WHAT IS NEEDED
Write the entries out again in full and unchanged, dropping every image.

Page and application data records
= Beginning of Section =

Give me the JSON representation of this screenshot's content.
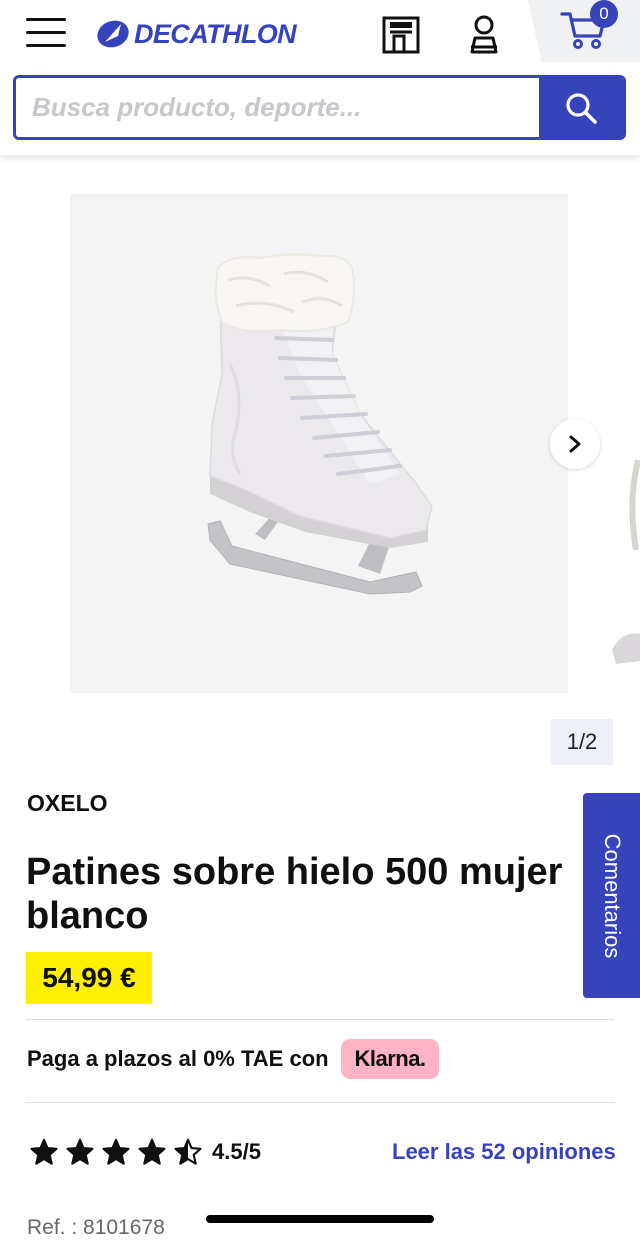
{
  "header": {
    "logo_text": "DECATHLON",
    "cart_count": "0",
    "icons": {
      "menu": "hamburger-menu-icon",
      "logo_mark": "decathlon-logo-icon",
      "store": "store-icon",
      "account": "user-icon",
      "cart": "shopping-cart-icon"
    }
  },
  "search": {
    "placeholder": "Busca producto, deporte...",
    "icon": "search-icon"
  },
  "gallery": {
    "image": "ice-skate-image",
    "counter": "1/2",
    "next_icon": "chevron-right-icon"
  },
  "product": {
    "brand": "OXELO",
    "title": "Patines sobre hielo 500 mujer blanco",
    "price": "54,99 €",
    "installments_text": "Paga a plazos al 0% TAE con",
    "klarna_label": "Klarna.",
    "rating_value": 4.5,
    "rating_text": "4.5/5",
    "reviews_link": "Leer las 52 opiniones",
    "reference": "Ref. : 8101678"
  },
  "comments_tab": {
    "label": "Comentarios"
  },
  "colors": {
    "brand_blue": "#3643ba",
    "price_yellow": "#fff000",
    "klarna_pink": "#ffb3c7"
  }
}
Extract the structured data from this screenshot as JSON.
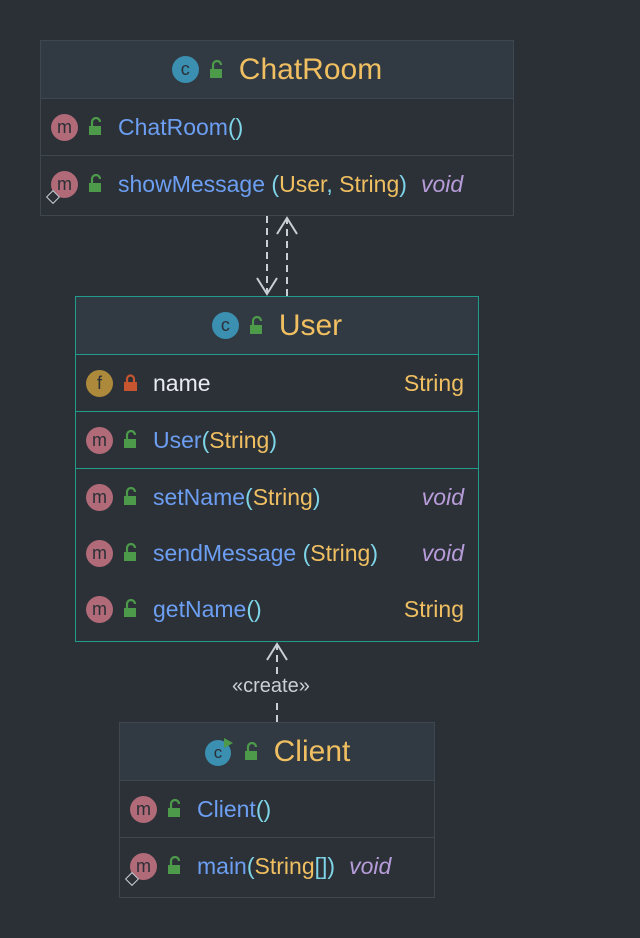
{
  "colors": {
    "background": "#2b2f36",
    "class_name": "#f0bf61",
    "method_name": "#6c9ef2",
    "field_name": "#e8ecf0",
    "type": "#f0bf61",
    "void_type": "#b79cd9",
    "selected_border": "#1f9c8c"
  },
  "chatroom": {
    "title": "ChatRoom",
    "ctor": {
      "name": "ChatRoom",
      "open": "(",
      "close": ")"
    },
    "show": {
      "name": "showMessage",
      "open": "(",
      "p1": "User",
      "sep": ", ",
      "p2": "String",
      "close": ")",
      "ret": "void"
    }
  },
  "user": {
    "title": "User",
    "field": {
      "name": "name",
      "type": "String"
    },
    "ctor": {
      "name": "User",
      "open": "(",
      "param": "String",
      "close": ")"
    },
    "set": {
      "name": "setName",
      "open": "(",
      "param": "String",
      "close": ")",
      "ret": "void"
    },
    "send": {
      "name": "sendMessage",
      "open": "(",
      "param": "String",
      "close": ")",
      "ret": "void"
    },
    "get": {
      "name": "getName",
      "open": "(",
      "close": ")",
      "ret": "String"
    }
  },
  "client": {
    "title": "Client",
    "ctor": {
      "name": "Client",
      "open": "(",
      "close": ")"
    },
    "main": {
      "name": "main",
      "open": "(",
      "param": "String",
      "arr": "[]",
      "close": ")",
      "ret": "void"
    }
  },
  "relations": {
    "create_label": "«create»"
  },
  "icons": {
    "class_badge": "c",
    "method_badge": "m",
    "field_badge": "f",
    "main_class_badge": "run-class-icon",
    "public_visibility": "green-unlock-icon",
    "private_visibility": "red-lock-icon"
  }
}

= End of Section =

EXERCISE OUTPUT
Give me the JSON representation of this screenshot's content.
{
  "header": {
    "logo_text": "DECATHLON",
    "cart_count": "0",
    "icons": {
      "menu": "hamburger-menu-icon",
      "logo_mark": "decathlon-logo-icon",
      "store": "store-icon",
      "account": "user-icon",
      "cart": "shopping-cart-icon"
    }
  },
  "search": {
    "placeholder": "Busca producto, deporte...",
    "icon": "search-icon"
  },
  "gallery": {
    "image": "ice-skate-image",
    "counter": "1/2",
    "next_icon": "chevron-right-icon"
  },
  "product": {
    "brand": "OXELO",
    "title": "Patines sobre hielo 500 mujer blanco",
    "price": "54,99 €",
    "installments_text": "Paga a plazos al 0% TAE con",
    "klarna_label": "Klarna.",
    "rating_value": 4.5,
    "rating_text": "4.5/5",
    "reviews_link": "Leer las 52 opiniones",
    "reference": "Ref. : 8101678"
  },
  "comments_tab": {
    "label": "Comentarios"
  },
  "colors": {
    "brand_blue": "#3643ba",
    "price_yellow": "#fff000",
    "klarna_pink": "#ffb3c7"
  }
}
Extract the structured data from this screenshot as JSON.
{
  "colors": {
    "background": "#2b2f36",
    "class_name": "#f0bf61",
    "method_name": "#6c9ef2",
    "field_name": "#e8ecf0",
    "type": "#f0bf61",
    "void_type": "#b79cd9",
    "selected_border": "#1f9c8c"
  },
  "chatroom": {
    "title": "ChatRoom",
    "ctor": {
      "name": "ChatRoom",
      "open": "(",
      "close": ")"
    },
    "show": {
      "name": "showMessage",
      "open": "(",
      "p1": "User",
      "sep": ", ",
      "p2": "String",
      "close": ")",
      "ret": "void"
    }
  },
  "user": {
    "title": "User",
    "field": {
      "name": "name",
      "type": "String"
    },
    "ctor": {
      "name": "User",
      "open": "(",
      "param": "String",
      "close": ")"
    },
    "set": {
      "name": "setName",
      "open": "(",
      "param": "String",
      "close": ")",
      "ret": "void"
    },
    "send": {
      "name": "sendMessage",
      "open": "(",
      "param": "String",
      "close": ")",
      "ret": "void"
    },
    "get": {
      "name": "getName",
      "open": "(",
      "close": ")",
      "ret": "String"
    }
  },
  "client": {
    "title": "Client",
    "ctor": {
      "name": "Client",
      "open": "(",
      "close": ")"
    },
    "main": {
      "name": "main",
      "open": "(",
      "param": "String",
      "arr": "[]",
      "close": ")",
      "ret": "void"
    }
  },
  "relations": {
    "create_label": "«create»"
  },
  "icons": {
    "class_badge": "c",
    "method_badge": "m",
    "field_badge": "f",
    "main_class_badge": "run-class-icon",
    "public_visibility": "green-unlock-icon",
    "private_visibility": "red-lock-icon"
  }
}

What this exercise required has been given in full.